(Aim of the exercise) Scan the listing below and copy each line holding the word "browser".

»»

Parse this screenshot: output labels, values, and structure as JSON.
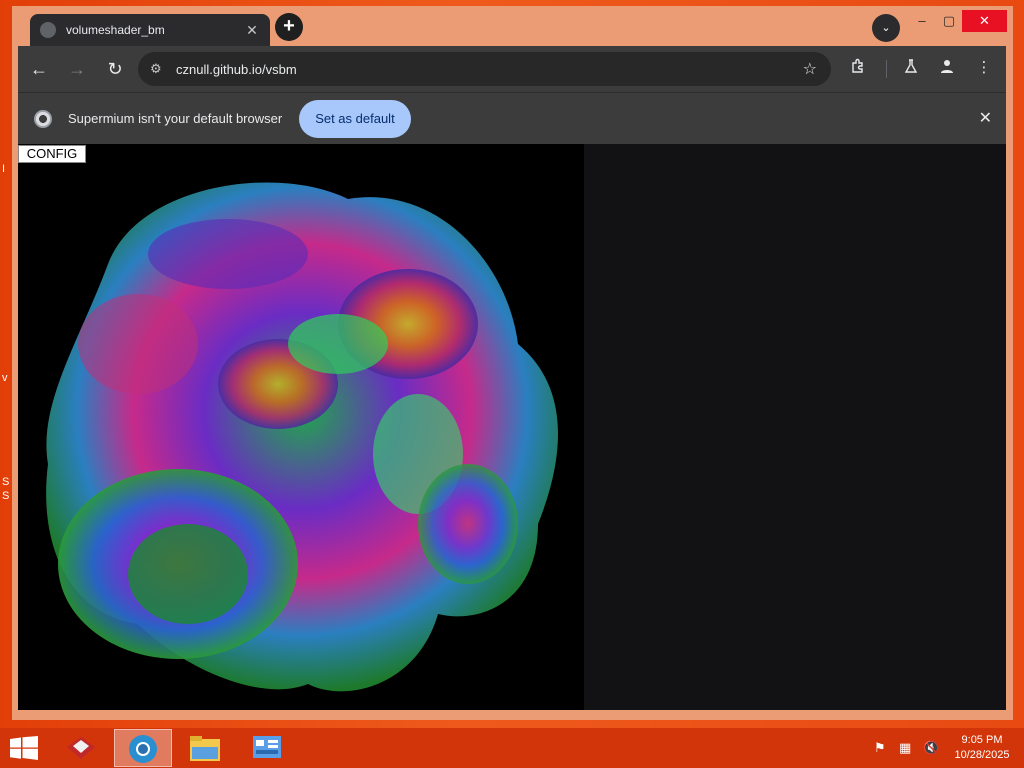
{
  "browser": {
    "tab": {
      "title": "volumeshader_bm"
    },
    "new_tab_symbol": "+",
    "tab_search_symbol": "⌄",
    "window_controls": {
      "minimize": "–",
      "maximize": "▢",
      "close": "✕"
    },
    "toolbar": {
      "back": "←",
      "forward": "→",
      "reload": "↻",
      "url": "cznull.github.io/vsbm",
      "bookmark_icon": "☆",
      "extensions_icon": "puzzle-icon",
      "labs_icon": "flask-icon",
      "profile_icon": "person-icon",
      "menu": "⋮"
    },
    "infobar": {
      "message": "Supermium isn't your default browser",
      "button": "Set as default",
      "close": "✕"
    }
  },
  "page": {
    "config_button": "CONFIG"
  },
  "desktop": {
    "edge_text": [
      "I",
      "v",
      "S",
      "S"
    ]
  },
  "taskbar": {
    "clock": {
      "time": "9:05 PM",
      "date": "10/28/2025"
    },
    "apps": [
      "toolbox-icon",
      "browser-icon",
      "file-explorer-icon",
      "control-panel-icon"
    ],
    "colors": {
      "taskbar": "#d2350a",
      "desktop": "#e8400c"
    }
  }
}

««

(Solution to this task)
  "browser": {
      "message": "Supermium isn't your default browser",
      "browser-icon",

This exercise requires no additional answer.